Exactly describing Wavves’ sound is kind of hard. On the surface, the basics are apparent: throw in some punk, some tradition rock, maybe a little pop and wrap the whole package with a heavy West Coast vibe.
But all that still doesn’t do their honed-in sound justice. Wavves doesn’t perfectly fit in anywhere, but the one thing you completely understand from their music, especially the latest album V, is that they are aware of the music they wanna make and they make it well.
Wavves has put out seven releases, and it’s fair to say that as the band has made music, their sound has become more and more polished. That has culminated in an album that brings the sound and vibe that has brought Wavves success, but also making an album that is produced exceptionally well.
Lead singer, guitarist and original founder of Wavves, Nathan Williams, is the only member of the group to make it from the band’s earliest days. His progression over time is obvious with each EP and album, and his ability to improve and tweak his music but maintain it’s core is incredible.
It’s a weird phrase, but V is a masterpiece of an album, mostly because it doesn’t sound like it’s trying too hard even though it was obviously crafted with care and attention to the details.
V’s aesthetic is maintained throughout the 31-minute album, but it’s varied enough in sound and style to keep a theme but not seem lazy or one-dimensional.
Whether it’s Williams’ wails in “My Head Hurts” and “Redhead” or the incredibly melodic “Flamezesz” and “Way Too Much,” Williams and the group nail their sound and are able to expand on each track without leaving the general ballpark of the album’s theme.
It’s obviously not a requirement to have a thematically centered album, but it’s a plus. V maintains its identity as a complete work and allows a greater appreciation of what the artist is able to package and combine to provide a layered piece.

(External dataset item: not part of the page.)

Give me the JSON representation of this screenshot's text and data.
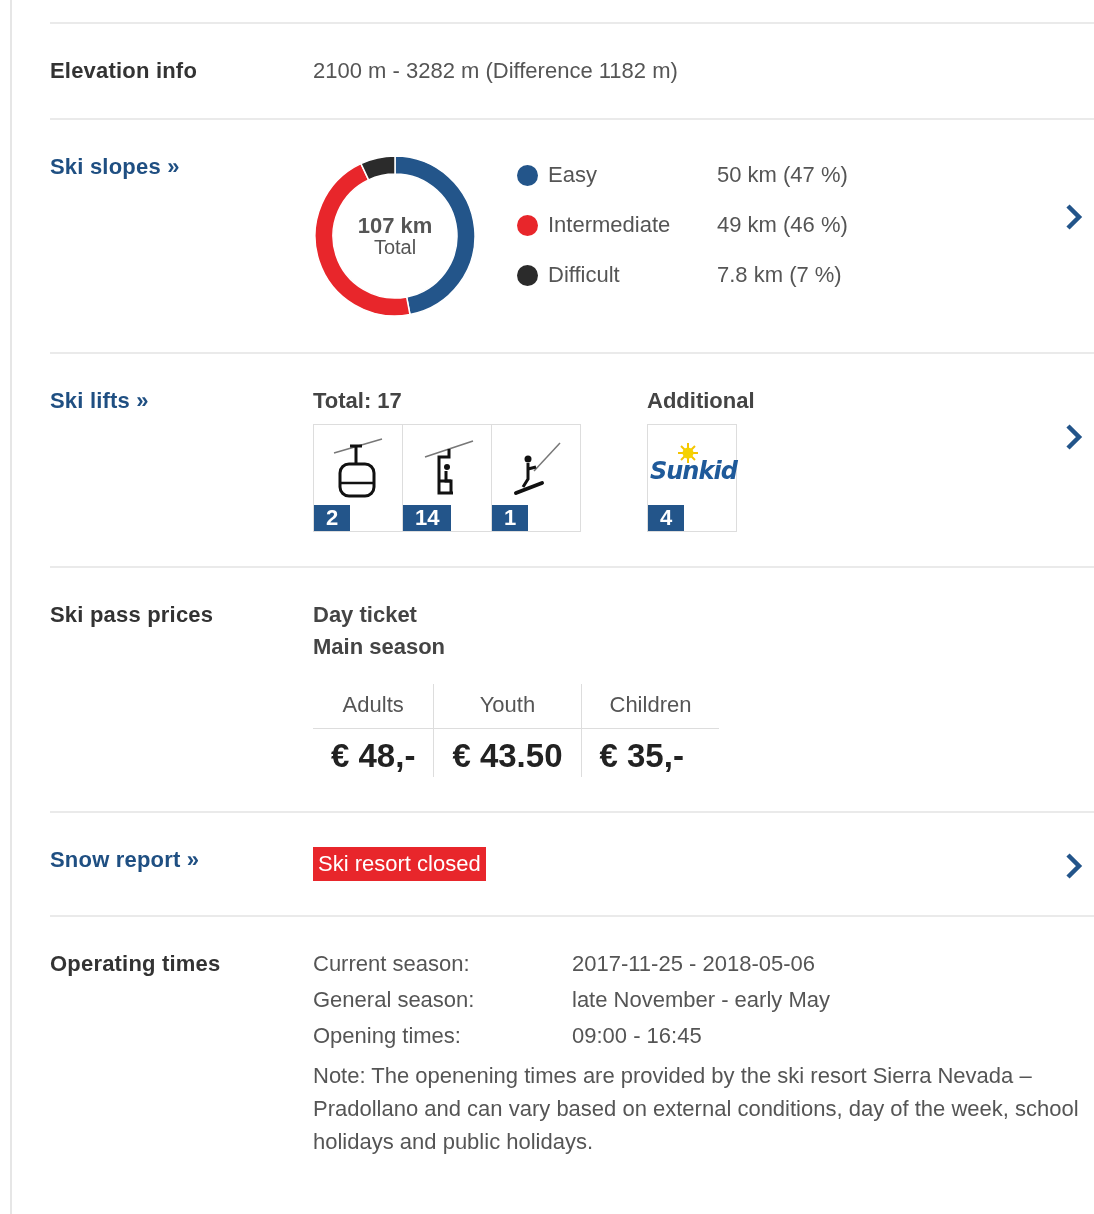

Wavves has done that to a tee in V. It’s not organized in terms of sound or story or content, but it is so easy to notice that each of these songs are coming from the same album. The sound stands out among the rest of Wavves’ records.
The single “Pony” is the standout among the album. Wavves doesn’t sacrifice any sound or aesthetic, but “Pony” is one of the few songs in Wavves’ entire discography that does Williams’ voice justice. It properly shows his range and style, but doesn’t come off as overbearing.
V is very possibly my album of 2015. Tame Impala’s Currents also comes to mind, but that’s for different reasons. V, to it’s core, is enjoyable from start-to-finish like Currents, but it has way more fun while maintaining polish and theme.
This is an easy 5 star album, and may be perfect as I continue to listen to it. This is another step forward for Wavves, both in quality and in a progression of sound.